▶ **Task objective**
Every record below should be repeated exactly. Omit the pictures.

▶ **Study material**

· · · ·

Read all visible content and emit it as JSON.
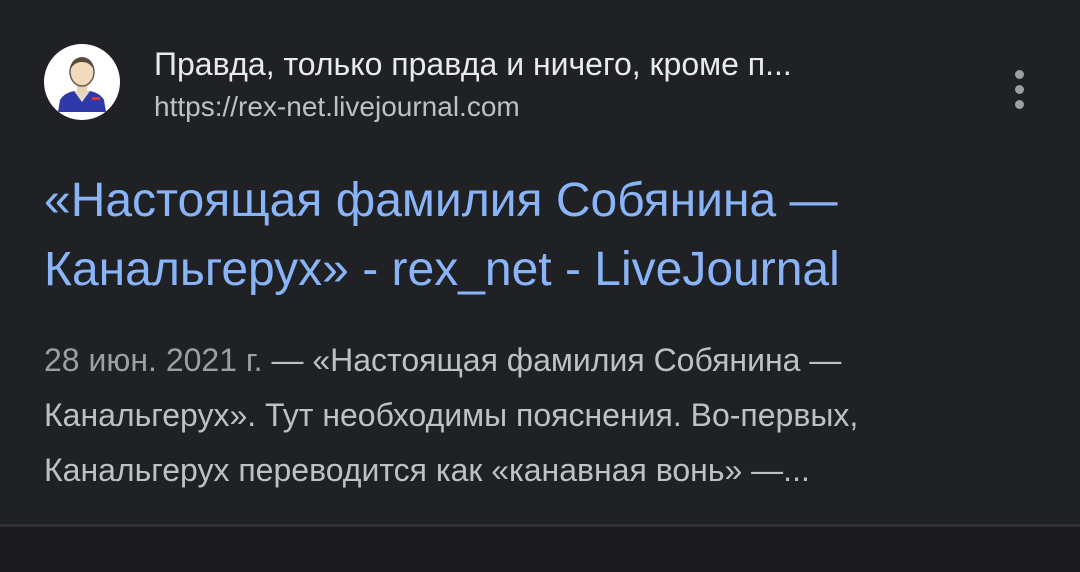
{
  "result": {
    "site_name": "Правда, только правда и ничего, кроме п...",
    "url": "https://rex-net.livejournal.com",
    "favicon_icon": "user-avatar-icon",
    "menu_icon": "more-vertical-icon",
    "title_line1": "«Настоящая фамилия Собянина —",
    "title_line2": "Канальгерух» - rex_net - LiveJournal",
    "date": "28 июн. 2021 г.",
    "separator": " — ",
    "snippet_line1": "«Настоящая фамилия Собянина —",
    "snippet_line2": "Канальгерух». Тут необходимы пояснения. Во-первых,",
    "snippet_line3": "Канальгерух переводится как «канавная вонь» —..."
  },
  "colors": {
    "background": "#202124",
    "title_link": "#8ab4f8",
    "primary_text": "#e8eaed",
    "secondary_text": "#bdc1c6",
    "date_text": "#9aa0a6"
  }
}
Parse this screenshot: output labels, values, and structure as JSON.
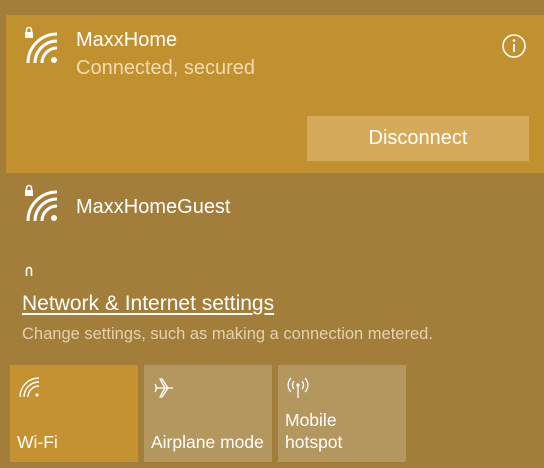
{
  "networks": {
    "connected": {
      "name": "MaxxHome",
      "status": "Connected, secured",
      "disconnect_label": "Disconnect",
      "info_icon": "info-icon",
      "wifi_icon": "wifi-secured-icon"
    },
    "guest": {
      "name": "MaxxHomeGuest",
      "wifi_icon": "wifi-secured-icon"
    }
  },
  "settings": {
    "link_label": "Network & Internet settings",
    "description": "Change settings, such as making a connection metered."
  },
  "quick_actions": [
    {
      "label": "Wi-Fi",
      "icon": "wifi-icon",
      "active": true
    },
    {
      "label": "Airplane mode",
      "icon": "airplane-icon",
      "active": false
    },
    {
      "label": "Mobile hotspot",
      "icon": "hotspot-icon",
      "active": false
    }
  ],
  "colors": {
    "panel_background": "#a27e3a",
    "connected_background": "#c1902f",
    "disconnect_button": "#d5aa5a",
    "tile_active": "#c49230",
    "tile_inactive": "#b3975f",
    "text_primary": "#ffffff",
    "text_secondary": "#f0dcb0"
  }
}
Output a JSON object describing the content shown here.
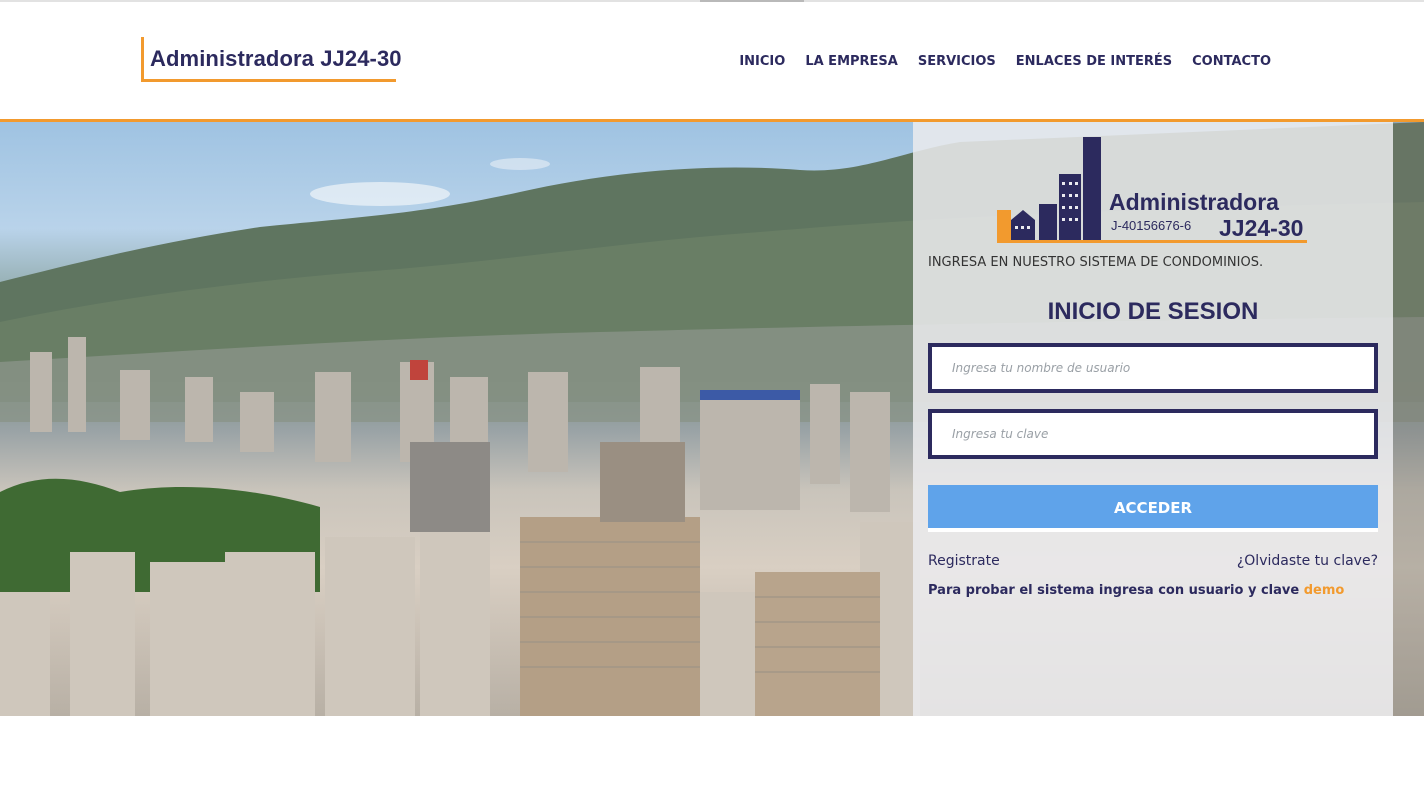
{
  "header": {
    "brand": "Administradora JJ24-30",
    "nav": [
      "INICIO",
      "LA EMPRESA",
      "SERVICIOS",
      "ENLACES DE INTERÉS",
      "CONTACTO"
    ]
  },
  "login": {
    "logo": {
      "name": "Administradora",
      "rif": "J-40156676-6",
      "code": "JJ24-30"
    },
    "tagline": "INGRESA EN NUESTRO SISTEMA DE CONDOMINIOS.",
    "title": "INICIO DE SESION",
    "username_placeholder": "Ingresa tu nombre de usuario",
    "password_placeholder": "Ingresa tu clave",
    "submit_label": "ACCEDER",
    "register_label": "Registrate",
    "forgot_label": "¿Olvidaste tu clave?",
    "demo_text": "Para probar el sistema ingresa con usuario y clave",
    "demo_word": "demo"
  },
  "colors": {
    "navy": "#2c2a5e",
    "orange": "#f29a2e",
    "button": "#5fa3ea"
  }
}
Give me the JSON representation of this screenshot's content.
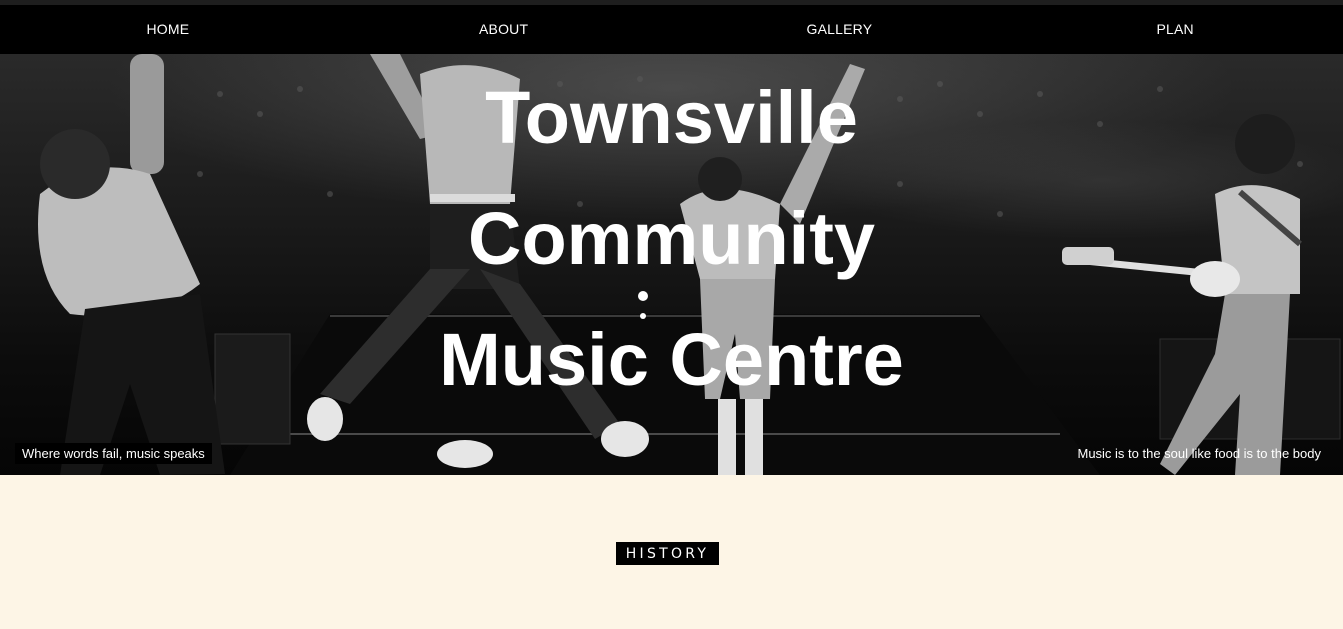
{
  "nav": {
    "items": [
      {
        "label": "HOME"
      },
      {
        "label": "ABOUT"
      },
      {
        "label": "GALLERY"
      },
      {
        "label": "PLAN"
      }
    ]
  },
  "hero": {
    "title_lines": [
      "Townsville",
      "Community",
      "Music Centre"
    ],
    "quote_left": "Where words fail, music speaks",
    "quote_right": "Music is to the soul like food is to the body",
    "image": "concert-stage-photo"
  },
  "section": {
    "heading": "HISTORY"
  },
  "colors": {
    "nav_bg": "#000000",
    "page_bg": "#fdf5e6",
    "text_light": "#ffffff"
  }
}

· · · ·

▶ **Exercise result**
Read all visible content and emit it as JSON.
{
  "result": {
    "site_name": "Правда, только правда и ничего, кроме п...",
    "url": "https://rex-net.livejournal.com",
    "favicon_icon": "user-avatar-icon",
    "menu_icon": "more-vertical-icon",
    "title_line1": "«Настоящая фамилия Собянина —",
    "title_line2": "Канальгерух» - rex_net - LiveJournal",
    "date": "28 июн. 2021 г.",
    "separator": " — ",
    "snippet_line1": "«Настоящая фамилия Собянина —",
    "snippet_line2": "Канальгерух». Тут необходимы пояснения. Во-первых,",
    "snippet_line3": "Канальгерух переводится как «канавная вонь» —..."
  },
  "colors": {
    "background": "#202124",
    "title_link": "#8ab4f8",
    "primary_text": "#e8eaed",
    "secondary_text": "#bdc1c6",
    "date_text": "#9aa0a6"
  }
}
Parse this screenshot: output labels, values, and structure as JSON.
{
  "networks": {
    "connected": {
      "name": "MaxxHome",
      "status": "Connected, secured",
      "disconnect_label": "Disconnect",
      "info_icon": "info-icon",
      "wifi_icon": "wifi-secured-icon"
    },
    "guest": {
      "name": "MaxxHomeGuest",
      "wifi_icon": "wifi-secured-icon"
    }
  },
  "settings": {
    "link_label": "Network & Internet settings",
    "description": "Change settings, such as making a connection metered."
  },
  "quick_actions": [
    {
      "label": "Wi-Fi",
      "icon": "wifi-icon",
      "active": true
    },
    {
      "label": "Airplane mode",
      "icon": "airplane-icon",
      "active": false
    },
    {
      "label": "Mobile hotspot",
      "icon": "hotspot-icon",
      "active": false
    }
  ],
  "colors": {
    "panel_background": "#a27e3a",
    "connected_background": "#c1902f",
    "disconnect_button": "#d5aa5a",
    "tile_active": "#c49230",
    "tile_inactive": "#b3975f",
    "text_primary": "#ffffff",
    "text_secondary": "#f0dcb0"
  }
}
Output a JSON object describing the content shown here.
{
  "header": {
    "brand": "Administradora JJ24-30",
    "nav": [
      "INICIO",
      "LA EMPRESA",
      "SERVICIOS",
      "ENLACES DE INTERÉS",
      "CONTACTO"
    ]
  },
  "login": {
    "logo": {
      "name": "Administradora",
      "rif": "J-40156676-6",
      "code": "JJ24-30"
    },
    "tagline": "INGRESA EN NUESTRO SISTEMA DE CONDOMINIOS.",
    "title": "INICIO DE SESION",
    "username_placeholder": "Ingresa tu nombre de usuario",
    "password_placeholder": "Ingresa tu clave",
    "submit_label": "ACCEDER",
    "register_label": "Registrate",
    "forgot_label": "¿Olvidaste tu clave?",
    "demo_text": "Para probar el sistema ingresa con usuario y clave",
    "demo_word": "demo"
  },
  "colors": {
    "navy": "#2c2a5e",
    "orange": "#f29a2e",
    "button": "#5fa3ea"
  }
}
Give me the JSON representation of this screenshot's content.
{
  "nav": {
    "items": [
      {
        "label": "HOME"
      },
      {
        "label": "ABOUT"
      },
      {
        "label": "GALLERY"
      },
      {
        "label": "PLAN"
      }
    ]
  },
  "hero": {
    "title_lines": [
      "Townsville",
      "Community",
      "Music Centre"
    ],
    "quote_left": "Where words fail, music speaks",
    "quote_right": "Music is to the soul like food is to the body",
    "image": "concert-stage-photo"
  },
  "section": {
    "heading": "HISTORY"
  },
  "colors": {
    "nav_bg": "#000000",
    "page_bg": "#fdf5e6",
    "text_light": "#ffffff"
  }
}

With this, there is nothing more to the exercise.